On Thursday, the United Kingdom will participate in a referendum to decide if the country should leave or remain in the 28-member-strong European Union. The EU is an economic and political partnership that allows member countries to operate as a common market with largely standard trade regulations.
The EU generates one-fourth of the global Gross Domestic Product, or GDP, but Britain has always been one of its sceptics. British Prime Minister David Cameron wants Britain to stay, but half the members of his own Conservative Party are rallying behind the “Vote Leave” camp, arguing the vast amount of money that their country pays the EU every week in levies could be better used to develop Britain instead. They also claim that immigrants from European countries who settle in Britain thanks to its membership of the EU are hurting the employment prospects of locals.
Whichever way it goes, Brexit, as the vote is being called, won’t just affect the EU. If Britain were to leave the EU, the impact would be felt on trade and businesses in India too.
At present, though India’s trade with the UK has been shrinking for the past few years, its total trade with the island nation is still valued at $14.02 billion. These volumes may be hit if Brexit goes through since India will have to renegotiate its trade terms separately with Britain and the EU.
Interestingly, India has a larger trade surplus with Britain than with the rest of the EU. In 2015-'16, for instance, India's trade surplus with the EU, barring Britain, was only $0.6 billion, as compared to the $3.6 billion trade surplus with Britain.
The uncertainty over the future in case of Brexit will put pressure on the British pound, which will end up affecting not just the rupee but also the stock markets in the short term.
“A risk-off trade may lead to some money going out of emerging markets, including India,” Sashi Krishnan, chief investment officer, Birla Sun Life Insurance told the Economic Times.
India makes more investments in Britain than in the rest of the EU put together, according to a country brief by the Ministry of External Affairs. Brexit could jeopardise those investments in the UK as it may hurt the operations and earnings of these companies.
According to the Economist, more than 800 Indian firms now operate in Britain as being based in London provides them with easy access to the rest of Europe. In the event of Brexit, these companies may find it more difficult to directly access markets in mainland Europe.
"This will mean reworking business plans,” Mint quoted credit rating firm Care Ratings as saying.
Add this to the concerns that currency instability in the event of Brexit could also impact the earnings and investment of Indian companies in the UK in the short term.

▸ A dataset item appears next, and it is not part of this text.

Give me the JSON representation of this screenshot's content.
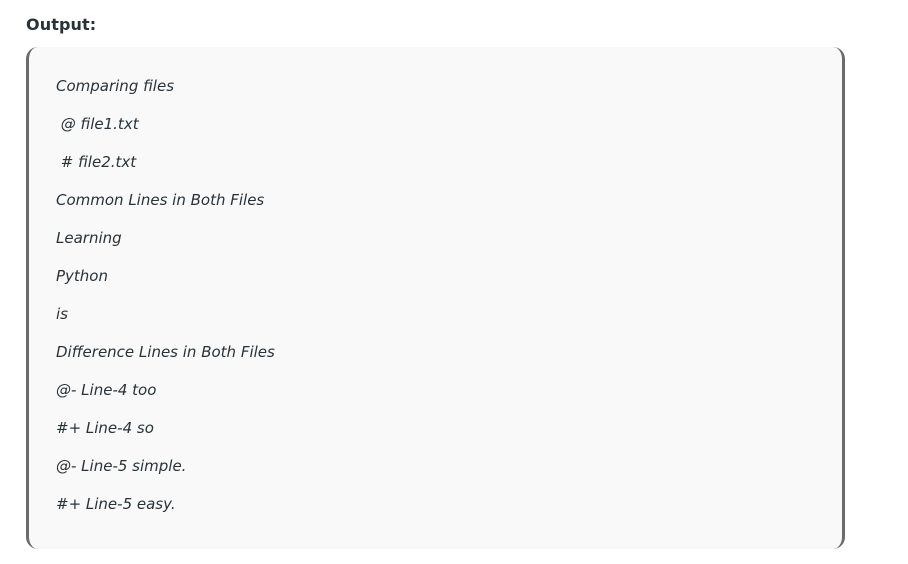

Back home, major Information Technology companies like Infosys and Tata Consultancy Services also face risks because of their dependence on Europe for technology exports. According to the Mint report quoted earlier, companies like Tech Mahindra, HCL and Infosys make about one-fourth of their total revenues from European countries, including Britain.
Do Indians care?
A report in Outlook magazine said that Indians living in the UK weren’t completely sure about their preference in this referendum, but most agreed that the “Vote Leave” camp should put curbs on European migrants into the island nation so that those already in Britain did not have to fight for jobs.
There is also speculation that an exit from the EU could result in Britain tightening immigration further. Over the past years, immigration reform in the UK has already led to a steady drop in the number of Indian students enrolled in the UK. Around 18,000 Indian students are currently studying in UK universities and this number may fall if Brexit leads to tighter immigration norms.
Disintegration of Europe?
However, there are some who believe that Brexit could be potentially good for India. Policy analyst Anupam Manur wrote on the NDTV website that if Britain left the EU, Britain’s economic position could force it to improve its trade ties with India in order to hedge against China’s explosive growth. “Europe would be looking at the fastest-growing major economy in the world and would need to quickly resolve the pending trade issues with India in order to develop a lasting relationship,” Manur wrote.
Apart from this, some market watchers are worried that Britain’s exit could actually open a can of worms as other countries might volunteer to opt out of the EU too.
“I think the real worry on Brexit is not so much about the impact on the UK, which is of course there, but it is about the possible beginning of the disintegration of Europe, which is a much bigger worry,” Akash Prakash, CEO & MD, Amansa Capital told the Economic Times.
Correction: This article has been corrected for a factual error as it said the